◆ YOUR OBJECTIVE ◆
Keep only the lines that hold the string "AveStatePay", filtering out the rest of the entries below.

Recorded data
+++

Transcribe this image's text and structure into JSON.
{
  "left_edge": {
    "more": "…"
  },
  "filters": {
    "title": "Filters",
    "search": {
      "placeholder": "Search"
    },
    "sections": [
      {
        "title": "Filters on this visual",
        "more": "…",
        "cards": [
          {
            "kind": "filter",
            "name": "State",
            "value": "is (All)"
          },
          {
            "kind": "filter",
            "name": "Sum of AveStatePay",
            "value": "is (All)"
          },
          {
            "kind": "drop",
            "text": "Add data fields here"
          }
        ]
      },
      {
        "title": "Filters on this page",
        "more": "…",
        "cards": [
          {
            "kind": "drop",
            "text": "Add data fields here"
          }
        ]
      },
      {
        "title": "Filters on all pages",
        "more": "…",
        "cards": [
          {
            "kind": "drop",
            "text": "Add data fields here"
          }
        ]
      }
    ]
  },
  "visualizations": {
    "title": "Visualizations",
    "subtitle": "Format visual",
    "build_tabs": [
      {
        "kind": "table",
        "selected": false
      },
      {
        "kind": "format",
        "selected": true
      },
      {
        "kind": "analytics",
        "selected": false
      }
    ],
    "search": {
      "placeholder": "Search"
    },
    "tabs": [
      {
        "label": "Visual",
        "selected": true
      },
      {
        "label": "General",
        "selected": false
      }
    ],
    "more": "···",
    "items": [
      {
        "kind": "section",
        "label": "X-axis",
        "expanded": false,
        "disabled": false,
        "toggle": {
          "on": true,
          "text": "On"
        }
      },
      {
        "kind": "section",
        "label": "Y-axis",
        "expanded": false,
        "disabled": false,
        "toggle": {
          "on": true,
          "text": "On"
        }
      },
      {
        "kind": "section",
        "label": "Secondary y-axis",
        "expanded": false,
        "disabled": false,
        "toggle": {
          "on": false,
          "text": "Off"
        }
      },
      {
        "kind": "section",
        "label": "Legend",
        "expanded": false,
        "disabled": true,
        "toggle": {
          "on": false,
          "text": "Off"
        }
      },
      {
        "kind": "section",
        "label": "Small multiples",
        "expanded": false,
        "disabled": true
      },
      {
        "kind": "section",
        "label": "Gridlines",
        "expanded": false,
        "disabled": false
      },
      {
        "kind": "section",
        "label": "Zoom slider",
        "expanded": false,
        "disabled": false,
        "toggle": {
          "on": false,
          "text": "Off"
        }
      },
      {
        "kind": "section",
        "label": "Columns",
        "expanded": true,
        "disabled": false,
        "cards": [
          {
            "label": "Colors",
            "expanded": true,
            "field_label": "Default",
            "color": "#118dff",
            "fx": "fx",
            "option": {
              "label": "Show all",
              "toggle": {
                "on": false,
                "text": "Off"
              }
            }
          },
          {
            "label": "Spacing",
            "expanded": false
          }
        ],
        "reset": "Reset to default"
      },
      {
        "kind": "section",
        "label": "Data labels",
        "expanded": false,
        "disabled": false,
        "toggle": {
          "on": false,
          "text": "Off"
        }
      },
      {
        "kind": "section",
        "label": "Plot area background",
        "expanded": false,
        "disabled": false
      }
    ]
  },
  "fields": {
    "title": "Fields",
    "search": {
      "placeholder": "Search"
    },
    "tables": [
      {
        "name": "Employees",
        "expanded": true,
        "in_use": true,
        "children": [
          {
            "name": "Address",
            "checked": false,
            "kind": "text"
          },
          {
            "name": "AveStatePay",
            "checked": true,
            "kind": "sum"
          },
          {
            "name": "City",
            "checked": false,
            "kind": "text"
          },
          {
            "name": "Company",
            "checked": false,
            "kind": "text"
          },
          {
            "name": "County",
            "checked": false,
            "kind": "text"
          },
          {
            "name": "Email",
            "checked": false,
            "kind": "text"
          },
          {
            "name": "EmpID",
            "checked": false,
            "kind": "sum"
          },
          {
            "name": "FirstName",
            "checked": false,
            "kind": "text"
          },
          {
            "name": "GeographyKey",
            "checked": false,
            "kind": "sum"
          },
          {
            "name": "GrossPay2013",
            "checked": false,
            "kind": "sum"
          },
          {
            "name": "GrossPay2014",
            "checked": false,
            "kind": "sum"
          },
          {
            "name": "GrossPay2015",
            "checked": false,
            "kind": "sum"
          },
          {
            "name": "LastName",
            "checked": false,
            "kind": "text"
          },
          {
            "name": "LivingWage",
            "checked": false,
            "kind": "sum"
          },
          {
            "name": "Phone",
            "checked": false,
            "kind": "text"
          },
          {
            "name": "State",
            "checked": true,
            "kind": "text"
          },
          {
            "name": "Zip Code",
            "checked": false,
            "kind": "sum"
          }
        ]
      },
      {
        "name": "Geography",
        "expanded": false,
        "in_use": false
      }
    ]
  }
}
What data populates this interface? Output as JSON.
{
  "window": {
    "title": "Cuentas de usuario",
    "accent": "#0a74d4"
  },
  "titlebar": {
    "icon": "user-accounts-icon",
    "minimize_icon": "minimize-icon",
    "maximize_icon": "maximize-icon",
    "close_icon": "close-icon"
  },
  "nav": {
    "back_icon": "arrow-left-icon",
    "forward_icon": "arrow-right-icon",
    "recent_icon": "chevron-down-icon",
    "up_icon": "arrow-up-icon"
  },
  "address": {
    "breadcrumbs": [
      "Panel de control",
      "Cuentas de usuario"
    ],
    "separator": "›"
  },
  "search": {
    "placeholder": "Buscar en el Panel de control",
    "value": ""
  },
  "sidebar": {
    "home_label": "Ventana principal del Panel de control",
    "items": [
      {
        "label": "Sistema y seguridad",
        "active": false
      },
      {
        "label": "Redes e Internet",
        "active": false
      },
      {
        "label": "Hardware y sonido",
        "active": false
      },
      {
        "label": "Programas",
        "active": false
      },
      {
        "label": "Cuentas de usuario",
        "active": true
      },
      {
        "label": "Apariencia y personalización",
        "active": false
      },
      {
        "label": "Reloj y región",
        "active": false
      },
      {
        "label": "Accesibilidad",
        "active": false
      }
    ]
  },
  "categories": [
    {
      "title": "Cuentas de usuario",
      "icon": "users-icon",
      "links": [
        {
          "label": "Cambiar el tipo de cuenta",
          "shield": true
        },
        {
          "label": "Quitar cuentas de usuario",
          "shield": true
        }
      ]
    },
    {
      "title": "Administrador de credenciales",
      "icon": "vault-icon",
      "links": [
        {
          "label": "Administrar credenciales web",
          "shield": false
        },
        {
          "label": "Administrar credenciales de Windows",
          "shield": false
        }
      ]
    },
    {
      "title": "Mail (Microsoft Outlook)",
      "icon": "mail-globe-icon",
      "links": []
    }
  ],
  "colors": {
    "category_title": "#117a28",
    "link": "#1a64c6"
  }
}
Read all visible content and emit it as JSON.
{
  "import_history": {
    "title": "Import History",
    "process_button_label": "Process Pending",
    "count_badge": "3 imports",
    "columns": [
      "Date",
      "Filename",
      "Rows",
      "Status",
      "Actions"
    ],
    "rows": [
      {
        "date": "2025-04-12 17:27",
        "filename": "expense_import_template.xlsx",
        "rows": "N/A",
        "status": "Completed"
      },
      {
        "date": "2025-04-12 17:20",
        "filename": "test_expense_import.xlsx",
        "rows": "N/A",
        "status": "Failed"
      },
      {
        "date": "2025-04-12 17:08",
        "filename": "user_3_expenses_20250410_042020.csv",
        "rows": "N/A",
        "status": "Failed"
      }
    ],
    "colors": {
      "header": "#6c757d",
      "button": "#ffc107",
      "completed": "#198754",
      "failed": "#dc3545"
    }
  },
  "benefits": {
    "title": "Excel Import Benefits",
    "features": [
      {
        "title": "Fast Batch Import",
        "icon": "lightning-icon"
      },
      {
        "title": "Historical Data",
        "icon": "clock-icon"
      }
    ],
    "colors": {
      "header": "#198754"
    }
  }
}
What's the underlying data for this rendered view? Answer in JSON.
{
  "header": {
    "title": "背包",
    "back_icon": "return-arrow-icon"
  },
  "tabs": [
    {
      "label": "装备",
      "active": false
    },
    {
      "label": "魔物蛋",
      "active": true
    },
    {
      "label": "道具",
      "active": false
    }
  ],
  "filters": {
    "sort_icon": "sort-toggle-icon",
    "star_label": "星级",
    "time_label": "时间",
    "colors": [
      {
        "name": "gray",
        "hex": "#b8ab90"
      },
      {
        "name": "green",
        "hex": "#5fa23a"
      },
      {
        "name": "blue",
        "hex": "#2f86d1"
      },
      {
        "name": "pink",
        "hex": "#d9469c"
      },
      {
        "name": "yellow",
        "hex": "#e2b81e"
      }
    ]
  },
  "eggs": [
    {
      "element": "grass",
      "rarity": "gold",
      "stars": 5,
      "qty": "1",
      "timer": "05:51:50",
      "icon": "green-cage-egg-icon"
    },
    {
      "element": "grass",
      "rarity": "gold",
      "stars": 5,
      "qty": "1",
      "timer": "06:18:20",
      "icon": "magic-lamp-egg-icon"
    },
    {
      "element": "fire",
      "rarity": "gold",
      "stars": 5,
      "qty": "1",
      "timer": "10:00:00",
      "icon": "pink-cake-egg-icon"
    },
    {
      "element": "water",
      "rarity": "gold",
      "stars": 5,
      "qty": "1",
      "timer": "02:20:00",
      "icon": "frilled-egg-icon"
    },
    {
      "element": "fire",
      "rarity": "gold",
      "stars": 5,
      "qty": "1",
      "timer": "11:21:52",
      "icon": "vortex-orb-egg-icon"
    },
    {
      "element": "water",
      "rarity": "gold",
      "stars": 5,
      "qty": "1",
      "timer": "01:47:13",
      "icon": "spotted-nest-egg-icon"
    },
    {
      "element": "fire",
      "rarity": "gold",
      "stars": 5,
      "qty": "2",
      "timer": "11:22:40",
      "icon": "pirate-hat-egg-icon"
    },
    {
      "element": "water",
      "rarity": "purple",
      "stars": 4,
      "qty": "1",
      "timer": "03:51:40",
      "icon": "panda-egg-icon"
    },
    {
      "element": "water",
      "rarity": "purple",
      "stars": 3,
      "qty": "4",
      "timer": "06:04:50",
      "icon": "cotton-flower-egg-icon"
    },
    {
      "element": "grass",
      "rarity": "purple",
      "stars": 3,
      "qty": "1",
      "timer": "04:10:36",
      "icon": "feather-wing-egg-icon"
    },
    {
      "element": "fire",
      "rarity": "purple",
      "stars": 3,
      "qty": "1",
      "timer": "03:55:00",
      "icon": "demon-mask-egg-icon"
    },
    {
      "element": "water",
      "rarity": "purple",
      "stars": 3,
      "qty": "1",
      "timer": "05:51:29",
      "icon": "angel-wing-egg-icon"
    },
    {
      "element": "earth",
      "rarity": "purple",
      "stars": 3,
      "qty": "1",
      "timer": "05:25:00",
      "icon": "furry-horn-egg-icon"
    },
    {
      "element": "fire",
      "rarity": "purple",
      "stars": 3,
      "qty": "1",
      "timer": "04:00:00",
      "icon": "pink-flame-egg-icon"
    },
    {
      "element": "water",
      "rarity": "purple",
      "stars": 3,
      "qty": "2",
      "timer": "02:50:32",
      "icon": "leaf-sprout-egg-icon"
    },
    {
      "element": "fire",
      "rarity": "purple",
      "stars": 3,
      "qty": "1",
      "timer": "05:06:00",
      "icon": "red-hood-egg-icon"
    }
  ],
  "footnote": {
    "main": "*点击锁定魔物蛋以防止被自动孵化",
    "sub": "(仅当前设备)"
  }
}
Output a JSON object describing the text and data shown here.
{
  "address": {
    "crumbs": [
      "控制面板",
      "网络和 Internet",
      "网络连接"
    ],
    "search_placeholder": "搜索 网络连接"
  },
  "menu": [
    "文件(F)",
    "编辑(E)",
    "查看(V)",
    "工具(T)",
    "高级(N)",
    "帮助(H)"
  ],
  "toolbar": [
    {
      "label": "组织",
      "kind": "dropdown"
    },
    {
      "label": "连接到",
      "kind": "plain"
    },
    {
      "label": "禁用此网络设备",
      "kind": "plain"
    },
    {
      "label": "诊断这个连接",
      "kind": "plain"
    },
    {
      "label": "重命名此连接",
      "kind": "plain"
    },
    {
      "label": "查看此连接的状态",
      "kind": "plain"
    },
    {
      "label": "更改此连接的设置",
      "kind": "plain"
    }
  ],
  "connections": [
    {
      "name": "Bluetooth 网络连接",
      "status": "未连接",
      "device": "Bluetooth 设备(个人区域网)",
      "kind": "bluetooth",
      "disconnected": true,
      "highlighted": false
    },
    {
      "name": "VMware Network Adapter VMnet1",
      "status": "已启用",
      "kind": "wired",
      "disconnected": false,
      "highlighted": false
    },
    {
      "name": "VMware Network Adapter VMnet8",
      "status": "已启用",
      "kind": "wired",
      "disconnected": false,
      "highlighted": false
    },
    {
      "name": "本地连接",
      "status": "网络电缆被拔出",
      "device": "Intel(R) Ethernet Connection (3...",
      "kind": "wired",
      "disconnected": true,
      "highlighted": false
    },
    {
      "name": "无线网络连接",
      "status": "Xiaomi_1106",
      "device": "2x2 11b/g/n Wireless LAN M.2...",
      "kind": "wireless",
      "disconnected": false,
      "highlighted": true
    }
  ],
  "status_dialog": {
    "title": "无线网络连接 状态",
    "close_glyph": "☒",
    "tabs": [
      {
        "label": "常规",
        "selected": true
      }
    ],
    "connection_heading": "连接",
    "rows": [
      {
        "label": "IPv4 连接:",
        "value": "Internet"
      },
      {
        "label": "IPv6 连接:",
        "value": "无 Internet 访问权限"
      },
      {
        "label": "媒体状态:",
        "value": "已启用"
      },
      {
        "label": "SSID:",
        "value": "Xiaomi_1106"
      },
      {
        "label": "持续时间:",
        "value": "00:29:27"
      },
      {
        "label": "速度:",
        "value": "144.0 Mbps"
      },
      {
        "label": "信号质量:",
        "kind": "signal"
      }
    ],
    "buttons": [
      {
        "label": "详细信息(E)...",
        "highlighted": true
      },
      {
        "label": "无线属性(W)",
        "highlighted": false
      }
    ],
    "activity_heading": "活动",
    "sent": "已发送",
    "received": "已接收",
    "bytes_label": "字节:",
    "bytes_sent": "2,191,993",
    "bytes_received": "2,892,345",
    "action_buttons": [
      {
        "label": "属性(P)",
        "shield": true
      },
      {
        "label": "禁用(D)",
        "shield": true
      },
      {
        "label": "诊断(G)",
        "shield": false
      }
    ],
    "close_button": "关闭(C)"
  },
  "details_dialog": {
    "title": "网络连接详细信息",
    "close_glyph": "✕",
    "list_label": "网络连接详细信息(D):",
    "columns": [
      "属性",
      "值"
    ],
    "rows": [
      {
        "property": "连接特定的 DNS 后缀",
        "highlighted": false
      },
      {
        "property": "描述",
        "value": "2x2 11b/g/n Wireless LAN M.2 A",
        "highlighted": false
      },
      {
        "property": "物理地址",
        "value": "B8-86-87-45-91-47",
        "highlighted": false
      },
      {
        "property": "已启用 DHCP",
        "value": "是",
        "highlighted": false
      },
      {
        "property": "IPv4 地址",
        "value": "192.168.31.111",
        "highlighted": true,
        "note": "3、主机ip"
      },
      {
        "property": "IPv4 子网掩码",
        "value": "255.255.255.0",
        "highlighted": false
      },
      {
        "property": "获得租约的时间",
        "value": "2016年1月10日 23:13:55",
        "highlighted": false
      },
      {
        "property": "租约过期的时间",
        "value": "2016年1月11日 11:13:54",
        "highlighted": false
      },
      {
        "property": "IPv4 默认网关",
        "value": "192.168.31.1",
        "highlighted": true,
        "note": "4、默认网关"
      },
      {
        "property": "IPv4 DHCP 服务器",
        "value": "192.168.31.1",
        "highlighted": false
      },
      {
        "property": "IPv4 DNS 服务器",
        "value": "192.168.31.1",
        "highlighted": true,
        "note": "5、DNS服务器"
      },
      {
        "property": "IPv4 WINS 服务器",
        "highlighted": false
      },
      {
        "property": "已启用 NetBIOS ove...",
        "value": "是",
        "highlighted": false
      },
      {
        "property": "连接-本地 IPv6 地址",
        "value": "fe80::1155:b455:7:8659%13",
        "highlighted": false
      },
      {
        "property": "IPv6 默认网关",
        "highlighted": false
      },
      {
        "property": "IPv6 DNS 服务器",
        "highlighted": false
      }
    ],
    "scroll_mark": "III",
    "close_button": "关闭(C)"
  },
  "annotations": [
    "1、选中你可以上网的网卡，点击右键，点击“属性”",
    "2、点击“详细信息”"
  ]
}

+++

◆ ANSWER TO THE PROBLEM ◆
            "name": "Sum of AveStatePay",
            "name": "AveStatePay",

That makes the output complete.